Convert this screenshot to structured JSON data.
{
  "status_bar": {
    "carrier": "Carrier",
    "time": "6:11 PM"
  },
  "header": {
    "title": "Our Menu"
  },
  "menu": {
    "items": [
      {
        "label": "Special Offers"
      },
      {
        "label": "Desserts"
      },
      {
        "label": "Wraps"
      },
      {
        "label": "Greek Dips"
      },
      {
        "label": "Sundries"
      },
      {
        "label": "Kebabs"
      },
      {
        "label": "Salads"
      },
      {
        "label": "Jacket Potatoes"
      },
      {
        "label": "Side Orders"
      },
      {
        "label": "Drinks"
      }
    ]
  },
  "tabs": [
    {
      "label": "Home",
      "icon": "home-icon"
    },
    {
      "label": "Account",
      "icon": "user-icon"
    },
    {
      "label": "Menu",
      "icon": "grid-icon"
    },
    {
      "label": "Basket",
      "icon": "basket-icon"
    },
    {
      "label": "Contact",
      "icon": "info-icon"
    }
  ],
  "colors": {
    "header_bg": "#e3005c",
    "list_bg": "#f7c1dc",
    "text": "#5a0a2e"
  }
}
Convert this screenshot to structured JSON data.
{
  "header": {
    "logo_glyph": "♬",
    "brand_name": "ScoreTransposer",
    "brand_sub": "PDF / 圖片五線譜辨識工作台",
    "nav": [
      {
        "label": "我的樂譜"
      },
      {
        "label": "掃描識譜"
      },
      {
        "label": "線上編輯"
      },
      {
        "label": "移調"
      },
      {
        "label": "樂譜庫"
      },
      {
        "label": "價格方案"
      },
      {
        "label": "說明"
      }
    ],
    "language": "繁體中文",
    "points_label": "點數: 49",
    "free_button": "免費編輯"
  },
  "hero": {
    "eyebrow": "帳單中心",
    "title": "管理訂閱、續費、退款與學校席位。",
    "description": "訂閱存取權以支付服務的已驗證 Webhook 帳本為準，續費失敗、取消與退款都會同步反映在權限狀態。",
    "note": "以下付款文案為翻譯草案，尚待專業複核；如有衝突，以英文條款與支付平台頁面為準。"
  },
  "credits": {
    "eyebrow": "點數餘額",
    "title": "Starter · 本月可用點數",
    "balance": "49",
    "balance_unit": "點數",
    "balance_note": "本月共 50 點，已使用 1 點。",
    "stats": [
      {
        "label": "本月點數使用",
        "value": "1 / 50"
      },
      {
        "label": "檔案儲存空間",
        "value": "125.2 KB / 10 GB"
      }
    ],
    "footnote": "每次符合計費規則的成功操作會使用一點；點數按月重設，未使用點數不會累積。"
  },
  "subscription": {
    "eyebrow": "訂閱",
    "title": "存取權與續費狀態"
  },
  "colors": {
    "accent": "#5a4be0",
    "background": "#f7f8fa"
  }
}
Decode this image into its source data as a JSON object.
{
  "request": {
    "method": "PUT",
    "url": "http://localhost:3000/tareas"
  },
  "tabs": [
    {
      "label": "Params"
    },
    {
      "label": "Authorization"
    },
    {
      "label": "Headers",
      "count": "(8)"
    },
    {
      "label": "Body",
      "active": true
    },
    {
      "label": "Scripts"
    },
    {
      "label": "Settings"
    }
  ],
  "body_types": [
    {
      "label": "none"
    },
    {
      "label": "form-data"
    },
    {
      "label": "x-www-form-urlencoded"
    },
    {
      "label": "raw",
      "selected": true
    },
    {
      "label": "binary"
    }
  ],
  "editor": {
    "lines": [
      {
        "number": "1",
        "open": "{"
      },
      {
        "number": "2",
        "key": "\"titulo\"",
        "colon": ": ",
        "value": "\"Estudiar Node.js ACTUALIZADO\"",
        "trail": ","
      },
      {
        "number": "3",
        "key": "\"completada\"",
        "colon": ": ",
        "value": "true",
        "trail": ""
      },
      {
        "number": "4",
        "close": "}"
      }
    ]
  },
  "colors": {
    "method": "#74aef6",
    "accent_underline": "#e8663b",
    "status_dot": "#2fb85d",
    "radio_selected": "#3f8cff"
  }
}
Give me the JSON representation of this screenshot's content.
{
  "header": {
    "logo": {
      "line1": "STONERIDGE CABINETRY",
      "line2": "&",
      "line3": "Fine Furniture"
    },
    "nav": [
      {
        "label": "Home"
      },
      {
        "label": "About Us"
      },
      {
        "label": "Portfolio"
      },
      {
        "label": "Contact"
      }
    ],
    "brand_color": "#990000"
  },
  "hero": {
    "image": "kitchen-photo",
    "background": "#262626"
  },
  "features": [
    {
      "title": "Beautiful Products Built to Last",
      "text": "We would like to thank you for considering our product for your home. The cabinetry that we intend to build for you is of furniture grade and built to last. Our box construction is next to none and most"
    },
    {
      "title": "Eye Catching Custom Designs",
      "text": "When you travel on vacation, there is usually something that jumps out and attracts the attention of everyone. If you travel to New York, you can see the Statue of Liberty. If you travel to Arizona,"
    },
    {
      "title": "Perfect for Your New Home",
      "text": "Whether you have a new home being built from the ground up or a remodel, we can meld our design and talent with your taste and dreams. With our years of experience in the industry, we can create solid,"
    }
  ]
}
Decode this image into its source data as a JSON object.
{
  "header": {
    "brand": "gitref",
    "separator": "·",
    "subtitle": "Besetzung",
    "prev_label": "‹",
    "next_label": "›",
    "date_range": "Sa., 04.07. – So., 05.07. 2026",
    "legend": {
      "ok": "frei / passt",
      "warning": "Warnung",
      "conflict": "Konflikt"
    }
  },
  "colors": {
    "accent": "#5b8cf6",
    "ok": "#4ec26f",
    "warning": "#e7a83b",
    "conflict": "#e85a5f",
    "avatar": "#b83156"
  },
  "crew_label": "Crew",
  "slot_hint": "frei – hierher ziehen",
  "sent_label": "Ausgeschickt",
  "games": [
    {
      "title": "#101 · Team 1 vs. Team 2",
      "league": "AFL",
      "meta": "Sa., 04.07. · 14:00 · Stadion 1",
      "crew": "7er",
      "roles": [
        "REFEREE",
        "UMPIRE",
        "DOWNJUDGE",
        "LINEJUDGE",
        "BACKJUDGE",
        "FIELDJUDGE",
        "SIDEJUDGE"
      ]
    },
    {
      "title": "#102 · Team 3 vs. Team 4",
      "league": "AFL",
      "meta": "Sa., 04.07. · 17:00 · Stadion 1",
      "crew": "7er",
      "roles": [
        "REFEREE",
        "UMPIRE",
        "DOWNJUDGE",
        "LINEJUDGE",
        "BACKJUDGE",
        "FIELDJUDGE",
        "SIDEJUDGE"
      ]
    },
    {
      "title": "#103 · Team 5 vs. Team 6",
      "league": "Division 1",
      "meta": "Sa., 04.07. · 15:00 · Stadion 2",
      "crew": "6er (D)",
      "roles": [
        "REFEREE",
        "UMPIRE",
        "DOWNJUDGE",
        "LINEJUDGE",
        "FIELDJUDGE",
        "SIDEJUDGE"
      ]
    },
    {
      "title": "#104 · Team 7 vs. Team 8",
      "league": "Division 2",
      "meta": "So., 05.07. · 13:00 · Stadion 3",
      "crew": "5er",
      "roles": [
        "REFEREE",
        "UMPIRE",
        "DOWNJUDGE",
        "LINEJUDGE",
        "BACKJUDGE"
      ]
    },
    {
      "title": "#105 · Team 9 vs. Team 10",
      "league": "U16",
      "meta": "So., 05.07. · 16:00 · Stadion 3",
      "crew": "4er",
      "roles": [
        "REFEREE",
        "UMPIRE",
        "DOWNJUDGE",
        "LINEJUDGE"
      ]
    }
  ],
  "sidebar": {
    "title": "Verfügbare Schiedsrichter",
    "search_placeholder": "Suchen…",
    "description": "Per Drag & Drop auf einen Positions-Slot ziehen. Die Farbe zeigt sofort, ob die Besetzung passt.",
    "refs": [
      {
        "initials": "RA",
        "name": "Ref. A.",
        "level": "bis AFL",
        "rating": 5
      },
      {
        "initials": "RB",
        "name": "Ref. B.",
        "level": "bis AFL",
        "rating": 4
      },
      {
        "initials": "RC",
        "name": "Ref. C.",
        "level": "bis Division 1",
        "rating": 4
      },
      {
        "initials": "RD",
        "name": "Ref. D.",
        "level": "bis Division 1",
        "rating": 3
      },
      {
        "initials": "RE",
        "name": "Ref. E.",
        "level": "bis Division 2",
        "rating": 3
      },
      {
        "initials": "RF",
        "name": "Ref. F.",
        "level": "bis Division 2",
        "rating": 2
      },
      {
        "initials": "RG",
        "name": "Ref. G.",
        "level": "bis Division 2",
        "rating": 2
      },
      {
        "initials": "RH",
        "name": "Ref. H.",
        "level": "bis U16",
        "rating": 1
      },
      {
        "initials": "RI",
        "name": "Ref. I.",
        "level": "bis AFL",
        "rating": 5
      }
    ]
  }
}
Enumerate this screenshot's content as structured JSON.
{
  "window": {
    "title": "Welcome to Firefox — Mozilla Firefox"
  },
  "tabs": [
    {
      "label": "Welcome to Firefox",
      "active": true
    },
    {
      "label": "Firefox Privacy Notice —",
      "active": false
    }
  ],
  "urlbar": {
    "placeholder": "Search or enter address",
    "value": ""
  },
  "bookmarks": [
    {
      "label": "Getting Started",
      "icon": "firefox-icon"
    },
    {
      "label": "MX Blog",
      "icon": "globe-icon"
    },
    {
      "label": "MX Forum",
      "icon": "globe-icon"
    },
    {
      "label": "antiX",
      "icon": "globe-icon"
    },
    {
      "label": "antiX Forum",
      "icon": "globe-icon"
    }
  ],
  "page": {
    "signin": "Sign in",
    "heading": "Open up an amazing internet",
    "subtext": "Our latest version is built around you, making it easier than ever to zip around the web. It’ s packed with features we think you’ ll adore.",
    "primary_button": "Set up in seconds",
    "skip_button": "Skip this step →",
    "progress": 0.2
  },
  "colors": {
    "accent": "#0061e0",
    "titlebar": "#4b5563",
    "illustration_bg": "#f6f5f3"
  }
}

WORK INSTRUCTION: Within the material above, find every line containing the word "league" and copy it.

RESULT OF THIS TASK:
      "league": "AFL",
      "league": "AFL",
      "league": "Division 1",
      "league": "Division 2",
      "league": "U16",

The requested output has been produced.